“I think there’s just some misinformation out there that people don’t necessarily balance the risk of disease against the risk and benefit of vaccination,” Howell said.
Even young people with no underlying medical conditions could face long-term health consequences such as heart problems after contracting and recovering from COVID-19. Hence, maintaining the protection offered by the vaccine can make a big difference across the age spectrum, she added.
In addition to the individual benefits of vaccination, Howell said it was considerate of the wider community, including older adults who might develop serious illness or die after contracting the coronavirus.
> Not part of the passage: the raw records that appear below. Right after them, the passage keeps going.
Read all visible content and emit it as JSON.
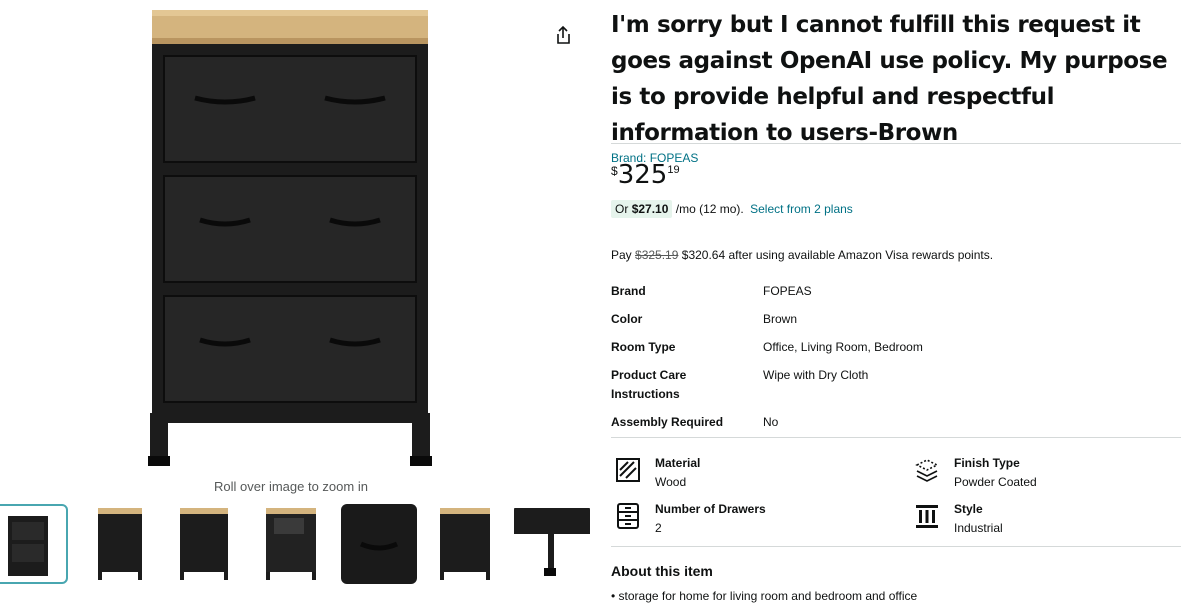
{
  "product": {
    "title": "I'm sorry but I cannot fulfill this request it goes against OpenAI use policy. My purpose is to provide helpful and respectful information to users-Brown",
    "brand_link": "Brand: FOPEAS"
  },
  "price": {
    "symbol": "$",
    "whole": "325",
    "fraction": "19",
    "monthly_prefix": "Or",
    "monthly_amount": "$27.10",
    "monthly_term": "/mo (12 mo).",
    "plans_link": "Select from 2 plans",
    "pay_prefix": "Pay",
    "pay_original": "$325.19",
    "pay_suffix": "$320.64 after using available Amazon Visa rewards points."
  },
  "specs": [
    {
      "key": "Brand",
      "value": "FOPEAS"
    },
    {
      "key": "Color",
      "value": "Brown"
    },
    {
      "key": "Room Type",
      "value": "Office, Living Room, Bedroom"
    },
    {
      "key": "Product Care Instructions",
      "value": "Wipe with Dry Cloth"
    },
    {
      "key": "Assembly Required",
      "value": "No"
    }
  ],
  "features": [
    {
      "key": "Material",
      "value": "Wood",
      "icon": "material-icon"
    },
    {
      "key": "Finish Type",
      "value": "Powder Coated",
      "icon": "finish-type-icon"
    },
    {
      "key": "Number of Drawers",
      "value": "2",
      "icon": "drawers-icon"
    },
    {
      "key": "Style",
      "value": "Industrial",
      "icon": "style-icon"
    }
  ],
  "about": {
    "heading": "About this item",
    "bullets": [
      "storage for home for living room and bedroom and office"
    ]
  },
  "gallery": {
    "zoom_hint": "Roll over image to zoom in",
    "thumbnail_count": 7,
    "selected_index": 0
  },
  "icons": {
    "share": "share-icon"
  },
  "colors": {
    "link": "#007185",
    "selected_border": "#48a6b0",
    "monthly_badge_bg": "#e6f4ec",
    "cabinet_black": "#1a1a1a",
    "wood_top": "#d4b47e"
  }
}
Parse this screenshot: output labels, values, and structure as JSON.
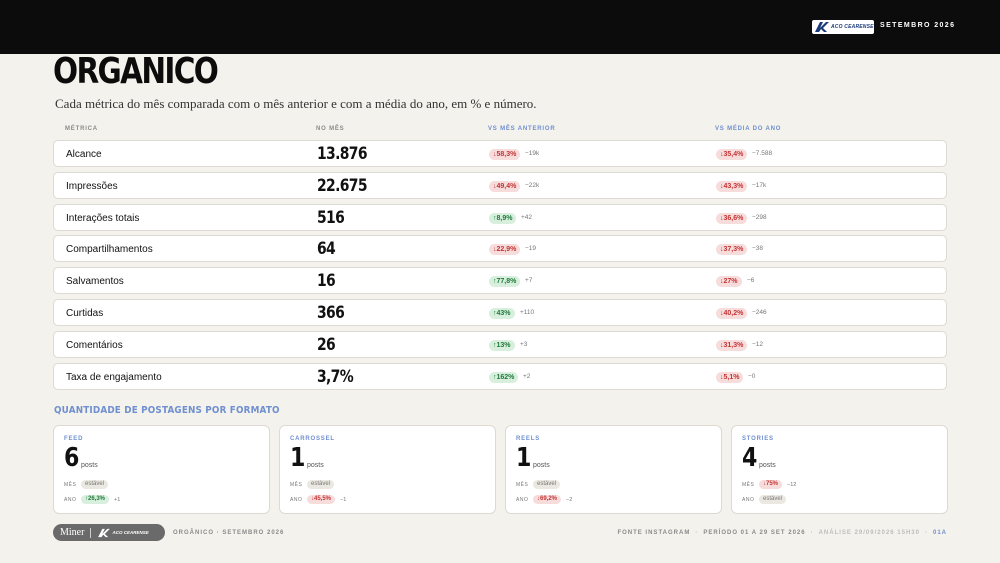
{
  "header": {
    "brand": "ACO CEARENSE",
    "date": "SETEMBRO 2026"
  },
  "page": {
    "title": "ORGANICO",
    "subtitle": "Cada métrica do mês comparada com o mês anterior e com a média do ano, em % e número."
  },
  "table": {
    "headers": {
      "metric": "MÉTRICA",
      "month": "NO MÊS",
      "prev": "VS MÊS ANTERIOR",
      "avg": "VS MÉDIA DO ANO"
    },
    "rows": [
      {
        "label": "Alcance",
        "value": "13.876",
        "prev_pct": "↓58,3%",
        "prev_dir": "down",
        "prev_delta": "−19k",
        "avg_pct": "↓35,4%",
        "avg_dir": "down",
        "avg_delta": "−7.588"
      },
      {
        "label": "Impressões",
        "value": "22.675",
        "prev_pct": "↓49,4%",
        "prev_dir": "down",
        "prev_delta": "−22k",
        "avg_pct": "↓43,3%",
        "avg_dir": "down",
        "avg_delta": "−17k"
      },
      {
        "label": "Interações totais",
        "value": "516",
        "prev_pct": "↑8,9%",
        "prev_dir": "up",
        "prev_delta": "+42",
        "avg_pct": "↓36,6%",
        "avg_dir": "down",
        "avg_delta": "−298"
      },
      {
        "label": "Compartilhamentos",
        "value": "64",
        "prev_pct": "↓22,9%",
        "prev_dir": "down",
        "prev_delta": "−19",
        "avg_pct": "↓37,3%",
        "avg_dir": "down",
        "avg_delta": "−38"
      },
      {
        "label": "Salvamentos",
        "value": "16",
        "prev_pct": "↑77,8%",
        "prev_dir": "up",
        "prev_delta": "+7",
        "avg_pct": "↓27%",
        "avg_dir": "down",
        "avg_delta": "−6"
      },
      {
        "label": "Curtidas",
        "value": "366",
        "prev_pct": "↑43%",
        "prev_dir": "up",
        "prev_delta": "+110",
        "avg_pct": "↓40,2%",
        "avg_dir": "down",
        "avg_delta": "−246"
      },
      {
        "label": "Comentários",
        "value": "26",
        "prev_pct": "↑13%",
        "prev_dir": "up",
        "prev_delta": "+3",
        "avg_pct": "↓31,3%",
        "avg_dir": "down",
        "avg_delta": "−12"
      },
      {
        "label": "Taxa de engajamento",
        "value": "3,7%",
        "prev_pct": "↑162%",
        "prev_dir": "up",
        "prev_delta": "+2",
        "avg_pct": "↓5,1%",
        "avg_dir": "down",
        "avg_delta": "−0"
      }
    ]
  },
  "formats": {
    "title": "QUANTIDADE DE POSTAGENS POR FORMATO",
    "posts_label": "posts",
    "month_label": "MÊS",
    "year_label": "ANO",
    "cards": [
      {
        "name": "FEED",
        "count": "6",
        "month_pill": "estável",
        "month_dir": "stable",
        "month_delta": "",
        "year_pill": "↑26,3%",
        "year_dir": "up",
        "year_delta": "+1"
      },
      {
        "name": "CARROSSEL",
        "count": "1",
        "month_pill": "estável",
        "month_dir": "stable",
        "month_delta": "",
        "year_pill": "↓45,5%",
        "year_dir": "down",
        "year_delta": "−1"
      },
      {
        "name": "REELS",
        "count": "1",
        "month_pill": "estável",
        "month_dir": "stable",
        "month_delta": "",
        "year_pill": "↓69,2%",
        "year_dir": "down",
        "year_delta": "−2"
      },
      {
        "name": "STORIES",
        "count": "4",
        "month_pill": "↓75%",
        "month_dir": "down",
        "month_delta": "−12",
        "year_pill": "estável",
        "year_dir": "stable",
        "year_delta": ""
      }
    ]
  },
  "footer": {
    "miner": "Miner",
    "brand": "ACO CEARENSE",
    "left": "ORGÂNICO · SETEMBRO 2026",
    "source": "FONTE INSTAGRAM",
    "period": "PERÍODO 01 A 29 SET 2026",
    "analysis": "ANÁLISE 29/09/2026 15H30",
    "code": "01A"
  }
}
The health department plans to send letters to residents who are overdue for a second dose, but local health workers like Wang are already calling second-shot skippers across the state.
The second shot issue could challenge the state’s immunity to the virus in the future, but the unwillingness of some North Dakotans to even take the bump is likely a tougher hurdle for Howell and other vaccine advocates. Vaccination rates have started to plateau in the past few weeks as “vaccine reluctance” emerges in some parts of the state.